» **Information shown**
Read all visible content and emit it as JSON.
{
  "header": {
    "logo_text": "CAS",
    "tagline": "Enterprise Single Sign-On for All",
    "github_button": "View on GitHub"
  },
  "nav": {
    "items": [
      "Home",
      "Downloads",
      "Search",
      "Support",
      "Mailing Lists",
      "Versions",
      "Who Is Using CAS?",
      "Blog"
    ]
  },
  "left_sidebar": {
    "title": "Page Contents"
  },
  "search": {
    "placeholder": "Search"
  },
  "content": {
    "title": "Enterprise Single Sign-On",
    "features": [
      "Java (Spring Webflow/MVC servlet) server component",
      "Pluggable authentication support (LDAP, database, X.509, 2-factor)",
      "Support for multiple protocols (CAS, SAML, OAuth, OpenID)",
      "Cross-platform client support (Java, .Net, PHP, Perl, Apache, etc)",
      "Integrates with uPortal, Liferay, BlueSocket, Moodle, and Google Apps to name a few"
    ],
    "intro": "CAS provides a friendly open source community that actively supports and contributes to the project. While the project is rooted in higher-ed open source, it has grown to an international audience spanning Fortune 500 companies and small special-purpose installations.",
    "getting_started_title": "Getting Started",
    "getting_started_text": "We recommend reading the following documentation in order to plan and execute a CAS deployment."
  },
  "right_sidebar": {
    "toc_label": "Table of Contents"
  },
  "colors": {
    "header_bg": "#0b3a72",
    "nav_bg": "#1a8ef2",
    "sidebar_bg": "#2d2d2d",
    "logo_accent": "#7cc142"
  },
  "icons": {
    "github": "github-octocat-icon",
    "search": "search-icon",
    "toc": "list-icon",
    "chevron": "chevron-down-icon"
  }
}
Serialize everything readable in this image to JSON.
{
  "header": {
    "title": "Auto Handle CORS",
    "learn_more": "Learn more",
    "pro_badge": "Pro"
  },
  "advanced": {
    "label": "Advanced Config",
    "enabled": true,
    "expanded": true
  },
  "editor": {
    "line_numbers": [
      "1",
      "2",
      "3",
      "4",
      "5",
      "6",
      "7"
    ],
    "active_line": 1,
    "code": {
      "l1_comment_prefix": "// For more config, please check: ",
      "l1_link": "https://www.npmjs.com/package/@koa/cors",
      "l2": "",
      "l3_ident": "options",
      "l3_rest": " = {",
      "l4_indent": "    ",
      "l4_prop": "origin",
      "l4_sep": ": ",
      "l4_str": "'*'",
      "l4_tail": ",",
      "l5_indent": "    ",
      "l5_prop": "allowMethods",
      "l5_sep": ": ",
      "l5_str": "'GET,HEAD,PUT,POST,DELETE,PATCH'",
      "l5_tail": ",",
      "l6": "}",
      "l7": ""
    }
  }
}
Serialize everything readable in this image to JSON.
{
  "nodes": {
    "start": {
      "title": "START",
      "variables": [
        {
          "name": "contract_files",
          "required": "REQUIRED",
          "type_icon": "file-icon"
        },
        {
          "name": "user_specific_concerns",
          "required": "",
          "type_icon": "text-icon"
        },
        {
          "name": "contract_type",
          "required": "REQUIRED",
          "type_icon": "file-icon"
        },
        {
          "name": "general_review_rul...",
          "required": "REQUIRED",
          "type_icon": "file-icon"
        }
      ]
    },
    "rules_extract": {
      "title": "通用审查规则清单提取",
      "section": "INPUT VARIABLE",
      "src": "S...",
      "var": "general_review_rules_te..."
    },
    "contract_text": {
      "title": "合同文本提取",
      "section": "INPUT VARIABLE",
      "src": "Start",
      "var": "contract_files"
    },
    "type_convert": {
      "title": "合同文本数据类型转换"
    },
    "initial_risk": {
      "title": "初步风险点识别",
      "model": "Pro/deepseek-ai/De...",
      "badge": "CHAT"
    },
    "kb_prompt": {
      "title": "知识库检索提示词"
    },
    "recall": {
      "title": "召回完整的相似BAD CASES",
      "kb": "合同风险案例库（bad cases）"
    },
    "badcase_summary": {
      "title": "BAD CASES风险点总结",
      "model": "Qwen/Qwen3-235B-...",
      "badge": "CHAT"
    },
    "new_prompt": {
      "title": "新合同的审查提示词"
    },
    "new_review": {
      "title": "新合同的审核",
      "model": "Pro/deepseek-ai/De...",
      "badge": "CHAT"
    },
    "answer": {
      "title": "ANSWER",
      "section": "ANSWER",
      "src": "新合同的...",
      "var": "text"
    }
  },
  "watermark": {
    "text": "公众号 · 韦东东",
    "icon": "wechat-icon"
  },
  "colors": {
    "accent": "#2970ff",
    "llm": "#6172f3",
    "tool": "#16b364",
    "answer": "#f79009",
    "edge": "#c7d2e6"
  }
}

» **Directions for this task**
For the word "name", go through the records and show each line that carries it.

» **Finished exercise**
      "Integrates with uPortal, Liferay, BlueSocket, Moodle, and Google Apps to name a few"
          "name": "contract_files",
          "name": "user_specific_concerns",
          "name": "contract_type",
          "name": "general_review_rul...",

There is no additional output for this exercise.